Mr. O’Brien is about to announce financial support to fight crime as part of a series of measures to attract more families to towns and villages.
“The vacant position is an untapped resource that we should be using,” he said.
The new grant will be part of a multi-pronged approach to tackle unoccupied and dilapidated buildings across the country that will also examine the planning challenges associated with units above stores.
Mr O’Brien said he intends to make more use of the repair and lease model as well as mandatory purchase orders (CPOs), and will make significant changes to the categorization of protected structures with the aim of free up more properties that are currently unused. .

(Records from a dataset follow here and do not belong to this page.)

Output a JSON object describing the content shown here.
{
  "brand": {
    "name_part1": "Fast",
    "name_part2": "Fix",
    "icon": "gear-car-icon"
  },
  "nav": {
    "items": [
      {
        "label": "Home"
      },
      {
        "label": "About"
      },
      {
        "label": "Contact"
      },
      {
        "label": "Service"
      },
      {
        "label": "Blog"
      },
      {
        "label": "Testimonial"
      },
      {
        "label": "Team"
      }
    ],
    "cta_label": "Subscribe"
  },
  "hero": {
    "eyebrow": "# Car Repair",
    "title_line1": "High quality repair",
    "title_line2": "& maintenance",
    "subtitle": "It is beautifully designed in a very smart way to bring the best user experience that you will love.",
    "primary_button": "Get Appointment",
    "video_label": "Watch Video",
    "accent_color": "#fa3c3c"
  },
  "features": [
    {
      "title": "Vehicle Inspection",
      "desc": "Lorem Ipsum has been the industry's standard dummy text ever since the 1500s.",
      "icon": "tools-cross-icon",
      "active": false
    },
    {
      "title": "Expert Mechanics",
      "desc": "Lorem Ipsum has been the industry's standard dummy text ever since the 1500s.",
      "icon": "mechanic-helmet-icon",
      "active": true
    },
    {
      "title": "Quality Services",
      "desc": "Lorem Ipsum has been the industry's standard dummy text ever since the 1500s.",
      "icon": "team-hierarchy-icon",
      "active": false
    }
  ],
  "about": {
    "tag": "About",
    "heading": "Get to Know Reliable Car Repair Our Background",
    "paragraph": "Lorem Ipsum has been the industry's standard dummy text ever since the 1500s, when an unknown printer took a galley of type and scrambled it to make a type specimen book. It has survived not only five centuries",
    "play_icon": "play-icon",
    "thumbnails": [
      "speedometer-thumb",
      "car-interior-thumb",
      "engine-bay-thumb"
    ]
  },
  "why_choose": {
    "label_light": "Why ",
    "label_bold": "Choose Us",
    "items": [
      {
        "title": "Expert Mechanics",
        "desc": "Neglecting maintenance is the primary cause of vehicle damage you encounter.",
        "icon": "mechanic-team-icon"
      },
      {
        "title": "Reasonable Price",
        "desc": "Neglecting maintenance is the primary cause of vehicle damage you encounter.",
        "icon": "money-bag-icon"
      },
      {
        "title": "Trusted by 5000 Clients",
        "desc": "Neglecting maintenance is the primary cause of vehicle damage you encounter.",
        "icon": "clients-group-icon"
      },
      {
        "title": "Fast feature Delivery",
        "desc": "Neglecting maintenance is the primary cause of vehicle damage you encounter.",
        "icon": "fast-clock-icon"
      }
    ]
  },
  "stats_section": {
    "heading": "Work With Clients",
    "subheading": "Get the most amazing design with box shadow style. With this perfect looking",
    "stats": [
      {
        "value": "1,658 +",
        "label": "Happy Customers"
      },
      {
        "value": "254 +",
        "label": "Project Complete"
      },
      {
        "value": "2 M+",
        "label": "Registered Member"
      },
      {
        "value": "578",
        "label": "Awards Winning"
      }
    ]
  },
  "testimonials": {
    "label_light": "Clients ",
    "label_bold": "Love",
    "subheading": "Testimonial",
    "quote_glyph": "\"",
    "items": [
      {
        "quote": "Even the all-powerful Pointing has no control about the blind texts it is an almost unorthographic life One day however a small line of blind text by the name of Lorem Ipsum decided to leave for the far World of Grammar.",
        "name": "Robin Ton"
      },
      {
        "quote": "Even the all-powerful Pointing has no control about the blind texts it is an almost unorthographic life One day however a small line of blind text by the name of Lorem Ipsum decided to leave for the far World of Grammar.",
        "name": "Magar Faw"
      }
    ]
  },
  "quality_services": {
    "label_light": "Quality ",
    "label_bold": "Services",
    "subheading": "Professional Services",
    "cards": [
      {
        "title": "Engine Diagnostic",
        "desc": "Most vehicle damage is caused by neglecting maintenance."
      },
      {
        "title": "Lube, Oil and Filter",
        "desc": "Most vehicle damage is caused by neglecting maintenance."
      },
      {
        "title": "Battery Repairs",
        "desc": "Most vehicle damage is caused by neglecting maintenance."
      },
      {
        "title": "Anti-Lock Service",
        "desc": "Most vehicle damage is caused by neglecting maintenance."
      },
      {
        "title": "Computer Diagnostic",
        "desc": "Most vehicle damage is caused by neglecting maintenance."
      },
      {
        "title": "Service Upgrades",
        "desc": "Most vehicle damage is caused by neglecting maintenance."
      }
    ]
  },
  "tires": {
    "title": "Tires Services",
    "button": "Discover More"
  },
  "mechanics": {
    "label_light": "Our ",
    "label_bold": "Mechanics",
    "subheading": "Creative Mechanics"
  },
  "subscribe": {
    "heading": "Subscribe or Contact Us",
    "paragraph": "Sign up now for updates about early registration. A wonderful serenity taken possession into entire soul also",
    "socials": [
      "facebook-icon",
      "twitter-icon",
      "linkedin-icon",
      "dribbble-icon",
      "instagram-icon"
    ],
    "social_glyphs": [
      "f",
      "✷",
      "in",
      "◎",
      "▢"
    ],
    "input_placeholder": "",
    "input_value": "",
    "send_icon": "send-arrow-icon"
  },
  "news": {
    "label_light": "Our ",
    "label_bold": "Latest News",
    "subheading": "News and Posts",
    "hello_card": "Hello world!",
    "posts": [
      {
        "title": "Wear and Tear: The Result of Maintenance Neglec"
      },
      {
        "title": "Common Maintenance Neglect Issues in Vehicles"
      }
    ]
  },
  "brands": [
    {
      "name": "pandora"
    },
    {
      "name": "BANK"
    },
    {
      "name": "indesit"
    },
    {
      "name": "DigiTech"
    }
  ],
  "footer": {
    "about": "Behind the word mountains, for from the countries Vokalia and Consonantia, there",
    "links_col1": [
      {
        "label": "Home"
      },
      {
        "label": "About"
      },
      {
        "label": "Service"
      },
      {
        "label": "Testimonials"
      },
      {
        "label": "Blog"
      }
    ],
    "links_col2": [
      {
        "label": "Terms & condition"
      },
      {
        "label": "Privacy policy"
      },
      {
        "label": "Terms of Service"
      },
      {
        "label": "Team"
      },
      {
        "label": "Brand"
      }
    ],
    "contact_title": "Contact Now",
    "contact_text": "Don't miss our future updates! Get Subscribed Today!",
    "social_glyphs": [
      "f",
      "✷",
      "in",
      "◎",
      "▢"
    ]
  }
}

All this work will come under a new unit dedicated to vacant positions within the Ministry of Housing.
In an interview with the, Mr O’Brien said: “This will be a specific unit within my own department: a dedicated vacancies team, which will be responsible for ensuring that our local authorities achieve a consistent level of delivery, as the positions vacancies were so far kind of thrown in with everything else.
Regarding the roll-out of a specific grant for families who buy vacant property, Mr. O’Brien said: “I will be offering, within the framework of Croí Cónaithe Towns and Villages, a grant for people who wish to buy a house for live there – this is obviously a used house, and some of them are older houses – and offer a grant to help them fit out that house as long as they live there.
“It has never been done at this level before.”
While full details of the program, which are to be announced in the first quarter of 2022, have yet to be finalized, it is understood that those who buy a vacant home will be able to secure funding “in the range of € 20,000 and € 30,000” through their local authority for renovation and other costs, a subsidy equivalent to the existing subsidy to purchase new housing.
Mr O’Brien said a new program was being put in place as it would not have been possible to fit vacant properties under the existing Help To Buy program.
The property is expected to have not been used for a certain period of time and also to be used as the primary residence of those who buy it.
He said the new grant would be a big incentive to bring these homes back to life.
the vacanthomes.ie site, which was developed by Mayo County Council on behalf of the local government sector, provides a portal for individuals to anonymously log possible vacant properties and alert local authorities, who can then contact owners to see if the house can be reused quickly.
Mr O’Brien recently told the Dáil that a total of properties registered on the website nationwide stood at 6,263.
In contrast, the GeoView Directory’s Q4 2020 report, which lists addresses in the state using data from An Post, found 92,251 vacant addresses in Ireland, accounting for 4.6% of all the housing stock.
Figures from the 2016 census showed that there were 183,312 units, excluding vacation homes, vacant statewide that year.
The minister said targets will be set with each local authority, however, there is no centralized data on the exact number of vacant properties across the country.
He added: “The exact parameters of the program would have to be fully agreed upon, but there would be stipulations regarding the age of the property and its length of vacancy.”